Havdallah means separation and the ceremony marks our leavetaking of Shabbat and entering the new week. As Shabbat begins with the lighting of candles, so too does Havdallah. Havdallah candles must have at least two wicks, reminding us of the duality of our lives—material and spirtual. Once the Havdallah candle is lit a blessing is recited over wine reminding us, as on Shabbat, of life’s joys and sweetness. Next is the blessing over spices (often cloves) one last sensation of Shabbat’s sweetness before we move into the new week. As the blessing is recited over the flame of the Havdallah candle, it is tradition to hold one’s hands toward the flame.  I was taught this links an action to the blessing. Recently I came upon a beautiful interpretation from Rabbi Jeffrey Goldwasser of Temple Sinai in Cranston, Rhode Island.

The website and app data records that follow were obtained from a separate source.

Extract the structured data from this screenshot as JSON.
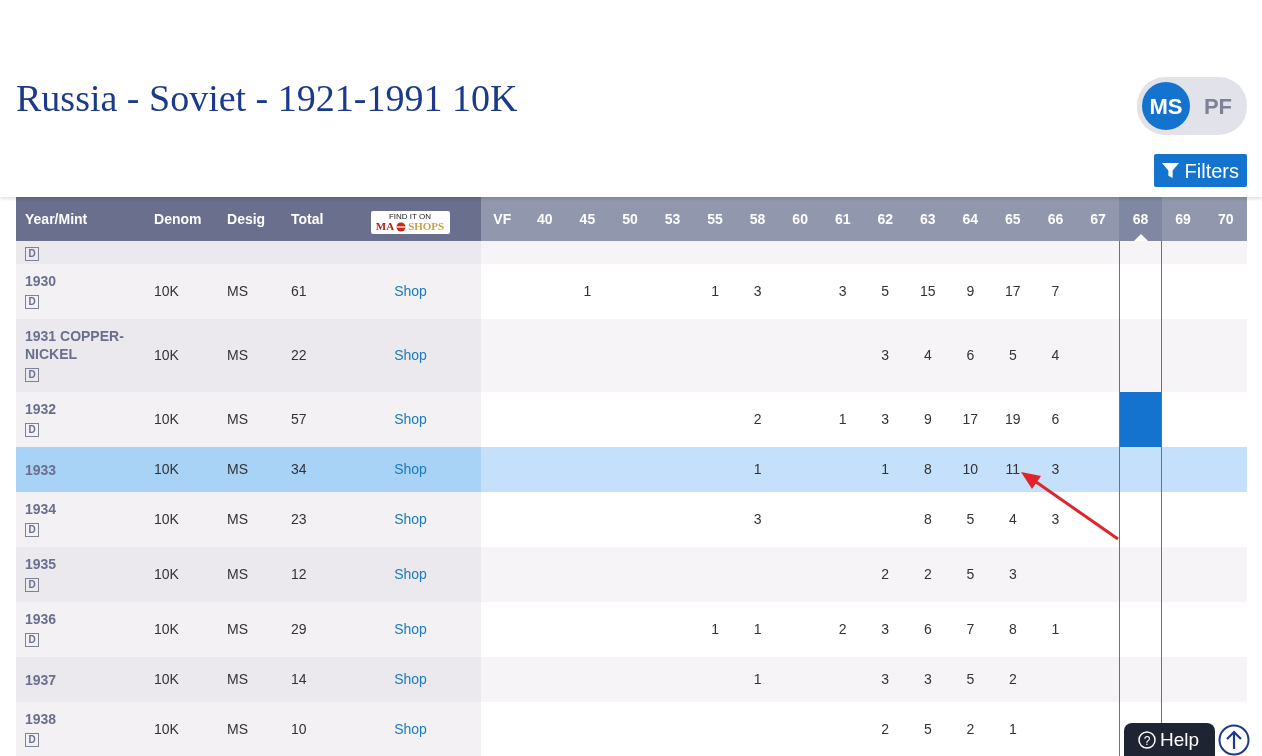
{
  "title": "Russia - Soviet - 1921-1991 10K",
  "toggle": [
    {
      "label": "MS",
      "selected": true
    },
    {
      "label": "PF",
      "selected": false
    }
  ],
  "filters_button": {
    "label": "Filters"
  },
  "table": {
    "columns": [
      "Year/Mint",
      "Denom",
      "Desig",
      "Total"
    ],
    "shop_logo": {
      "line1": "FIND IT ON",
      "left": "MA",
      "right": "SHOPS"
    },
    "grades": [
      {
        "label": "VF",
        "selected": false
      },
      {
        "label": "40",
        "selected": false
      },
      {
        "label": "45",
        "selected": false
      },
      {
        "label": "50",
        "selected": false
      },
      {
        "label": "53",
        "selected": false
      },
      {
        "label": "55",
        "selected": false
      },
      {
        "label": "58",
        "selected": false
      },
      {
        "label": "60",
        "selected": false
      },
      {
        "label": "61",
        "selected": false
      },
      {
        "label": "62",
        "selected": false
      },
      {
        "label": "63",
        "selected": false
      },
      {
        "label": "64",
        "selected": false
      },
      {
        "label": "65",
        "selected": false
      },
      {
        "label": "66",
        "selected": false
      },
      {
        "label": "67",
        "selected": false
      },
      {
        "label": "68",
        "selected": true
      },
      {
        "label": "69",
        "selected": false
      },
      {
        "label": "70",
        "selected": false
      }
    ],
    "partial_row": {
      "badge": "D"
    },
    "rows": [
      {
        "year": "1930",
        "badge": "D",
        "denom": "10K",
        "desig": "MS",
        "total": "61",
        "shop": "Shop",
        "selected": false,
        "cells": [
          {
            "kind": "blank"
          },
          {
            "kind": "blank"
          },
          {
            "kind": "count",
            "count": "1"
          },
          {
            "kind": "blank"
          },
          {
            "kind": "blank"
          },
          {
            "kind": "count",
            "count": "1"
          },
          {
            "kind": "count",
            "count": "3"
          },
          {
            "kind": "blank"
          },
          {
            "kind": "count",
            "count": "3"
          },
          {
            "kind": "count",
            "count": "5"
          },
          {
            "kind": "count",
            "count": "15"
          },
          {
            "kind": "count",
            "count": "9"
          },
          {
            "kind": "count",
            "count": "17"
          },
          {
            "kind": "count",
            "count": "7"
          },
          {
            "kind": "blank"
          },
          {
            "kind": "blank"
          },
          {
            "kind": "blank"
          },
          {
            "kind": "blank"
          }
        ]
      },
      {
        "year": "1931 COPPER-NICKEL",
        "badge": "D",
        "denom": "10K",
        "desig": "MS",
        "total": "22",
        "shop": "Shop",
        "selected": false,
        "cells": [
          {
            "kind": "blank"
          },
          {
            "kind": "blank"
          },
          {
            "kind": "blank"
          },
          {
            "kind": "blank"
          },
          {
            "kind": "blank"
          },
          {
            "kind": "blank"
          },
          {
            "kind": "blank"
          },
          {
            "kind": "blank"
          },
          {
            "kind": "blank"
          },
          {
            "kind": "count",
            "count": "3"
          },
          {
            "kind": "count",
            "count": "4"
          },
          {
            "kind": "count",
            "count": "6"
          },
          {
            "kind": "count",
            "count": "5"
          },
          {
            "kind": "count",
            "count": "4"
          },
          {
            "kind": "blank"
          },
          {
            "kind": "blank"
          },
          {
            "kind": "blank"
          },
          {
            "kind": "blank"
          }
        ]
      },
      {
        "year": "1932",
        "badge": "D",
        "denom": "10K",
        "desig": "MS",
        "total": "57",
        "shop": "Shop",
        "selected": false,
        "cells": [
          {
            "kind": "blank"
          },
          {
            "kind": "blank"
          },
          {
            "kind": "blank"
          },
          {
            "kind": "blank"
          },
          {
            "kind": "blank"
          },
          {
            "kind": "blank"
          },
          {
            "kind": "count",
            "count": "2"
          },
          {
            "kind": "blank"
          },
          {
            "kind": "count",
            "count": "1"
          },
          {
            "kind": "count",
            "count": "3"
          },
          {
            "kind": "count",
            "count": "9"
          },
          {
            "kind": "count",
            "count": "17"
          },
          {
            "kind": "count",
            "count": "19"
          },
          {
            "kind": "count",
            "count": "6"
          },
          {
            "kind": "blank"
          },
          {
            "kind": "bar"
          },
          {
            "kind": "blank"
          },
          {
            "kind": "blank"
          }
        ]
      },
      {
        "year": "1933",
        "denom": "10K",
        "desig": "MS",
        "total": "34",
        "shop": "Shop",
        "selected": true,
        "cells": [
          {
            "kind": "blank"
          },
          {
            "kind": "blank"
          },
          {
            "kind": "blank"
          },
          {
            "kind": "blank"
          },
          {
            "kind": "blank"
          },
          {
            "kind": "blank"
          },
          {
            "kind": "count",
            "count": "1"
          },
          {
            "kind": "blank"
          },
          {
            "kind": "blank"
          },
          {
            "kind": "count",
            "count": "1"
          },
          {
            "kind": "count",
            "count": "8"
          },
          {
            "kind": "count",
            "count": "10"
          },
          {
            "kind": "count",
            "count": "11"
          },
          {
            "kind": "count",
            "count": "3"
          },
          {
            "kind": "blank"
          },
          {
            "kind": "blank"
          },
          {
            "kind": "blank"
          },
          {
            "kind": "blank"
          }
        ]
      },
      {
        "year": "1934",
        "badge": "D",
        "denom": "10K",
        "desig": "MS",
        "total": "23",
        "shop": "Shop",
        "selected": false,
        "cells": [
          {
            "kind": "blank"
          },
          {
            "kind": "blank"
          },
          {
            "kind": "blank"
          },
          {
            "kind": "blank"
          },
          {
            "kind": "blank"
          },
          {
            "kind": "blank"
          },
          {
            "kind": "count",
            "count": "3"
          },
          {
            "kind": "blank"
          },
          {
            "kind": "blank"
          },
          {
            "kind": "blank"
          },
          {
            "kind": "count",
            "count": "8"
          },
          {
            "kind": "count",
            "count": "5"
          },
          {
            "kind": "count",
            "count": "4"
          },
          {
            "kind": "count",
            "count": "3"
          },
          {
            "kind": "blank"
          },
          {
            "kind": "blank"
          },
          {
            "kind": "blank"
          },
          {
            "kind": "blank"
          }
        ]
      },
      {
        "year": "1935",
        "badge": "D",
        "denom": "10K",
        "desig": "MS",
        "total": "12",
        "shop": "Shop",
        "selected": false,
        "cells": [
          {
            "kind": "blank"
          },
          {
            "kind": "blank"
          },
          {
            "kind": "blank"
          },
          {
            "kind": "blank"
          },
          {
            "kind": "blank"
          },
          {
            "kind": "blank"
          },
          {
            "kind": "blank"
          },
          {
            "kind": "blank"
          },
          {
            "kind": "blank"
          },
          {
            "kind": "count",
            "count": "2"
          },
          {
            "kind": "count",
            "count": "2"
          },
          {
            "kind": "count",
            "count": "5"
          },
          {
            "kind": "count",
            "count": "3"
          },
          {
            "kind": "blank"
          },
          {
            "kind": "blank"
          },
          {
            "kind": "blank"
          },
          {
            "kind": "blank"
          },
          {
            "kind": "blank"
          }
        ]
      },
      {
        "year": "1936",
        "badge": "D",
        "denom": "10K",
        "desig": "MS",
        "total": "29",
        "shop": "Shop",
        "selected": false,
        "cells": [
          {
            "kind": "blank"
          },
          {
            "kind": "blank"
          },
          {
            "kind": "blank"
          },
          {
            "kind": "blank"
          },
          {
            "kind": "blank"
          },
          {
            "kind": "count",
            "count": "1"
          },
          {
            "kind": "count",
            "count": "1"
          },
          {
            "kind": "blank"
          },
          {
            "kind": "count",
            "count": "2"
          },
          {
            "kind": "count",
            "count": "3"
          },
          {
            "kind": "count",
            "count": "6"
          },
          {
            "kind": "count",
            "count": "7"
          },
          {
            "kind": "count",
            "count": "8"
          },
          {
            "kind": "count",
            "count": "1"
          },
          {
            "kind": "blank"
          },
          {
            "kind": "blank"
          },
          {
            "kind": "blank"
          },
          {
            "kind": "blank"
          }
        ]
      },
      {
        "year": "1937",
        "denom": "10K",
        "desig": "MS",
        "total": "14",
        "shop": "Shop",
        "selected": false,
        "cells": [
          {
            "kind": "blank"
          },
          {
            "kind": "blank"
          },
          {
            "kind": "blank"
          },
          {
            "kind": "blank"
          },
          {
            "kind": "blank"
          },
          {
            "kind": "blank"
          },
          {
            "kind": "count",
            "count": "1"
          },
          {
            "kind": "blank"
          },
          {
            "kind": "blank"
          },
          {
            "kind": "count",
            "count": "3"
          },
          {
            "kind": "count",
            "count": "3"
          },
          {
            "kind": "count",
            "count": "5"
          },
          {
            "kind": "count",
            "count": "2"
          },
          {
            "kind": "blank"
          },
          {
            "kind": "blank"
          },
          {
            "kind": "blank"
          },
          {
            "kind": "blank"
          },
          {
            "kind": "blank"
          }
        ]
      },
      {
        "year": "1938",
        "badge": "D",
        "denom": "10K",
        "desig": "MS",
        "total": "10",
        "shop": "Shop",
        "selected": false,
        "cells": [
          {
            "kind": "blank"
          },
          {
            "kind": "blank"
          },
          {
            "kind": "blank"
          },
          {
            "kind": "blank"
          },
          {
            "kind": "blank"
          },
          {
            "kind": "blank"
          },
          {
            "kind": "blank"
          },
          {
            "kind": "blank"
          },
          {
            "kind": "blank"
          },
          {
            "kind": "count",
            "count": "2"
          },
          {
            "kind": "count",
            "count": "5"
          },
          {
            "kind": "count",
            "count": "2"
          },
          {
            "kind": "count",
            "count": "1"
          },
          {
            "kind": "blank"
          },
          {
            "kind": "blank"
          },
          {
            "kind": "blank"
          },
          {
            "kind": "blank"
          },
          {
            "kind": "blank"
          }
        ]
      }
    ]
  },
  "help_button": {
    "icon": "?",
    "label": "Help"
  }
}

The reflected light off of the fingernails has further symbolism.  According to the Zohar*, when God created the first human beings, they were clothed in bodies of pure light. The soul of the human being [shone] visibly within this translucent body. It was only after they ate from the fruit of the Tree of Knowledge of Good and Evil, that Adam and Eve were given material bodies made of flesh. However, as a reminder of our original form, God allowed us to retain a single vestige of those original bodies. Our translucent fingernails are a reminder that, in our origin, we are beings of light. As Shabbat departs, we gaze at the light of the candle reflected in our fingernails to remember this truth about ourselves.” Isn’t that lovely!

At the end of the ceremony, the candle is extinguished in a few drops of wine. The hiss of sound as fire meets wine is becomes an indelible signal of letting go of Shabbat and moving into the physical world once again.

 

* The Zohar is the foundational book of Jewish mystical thought known as Kabbalah.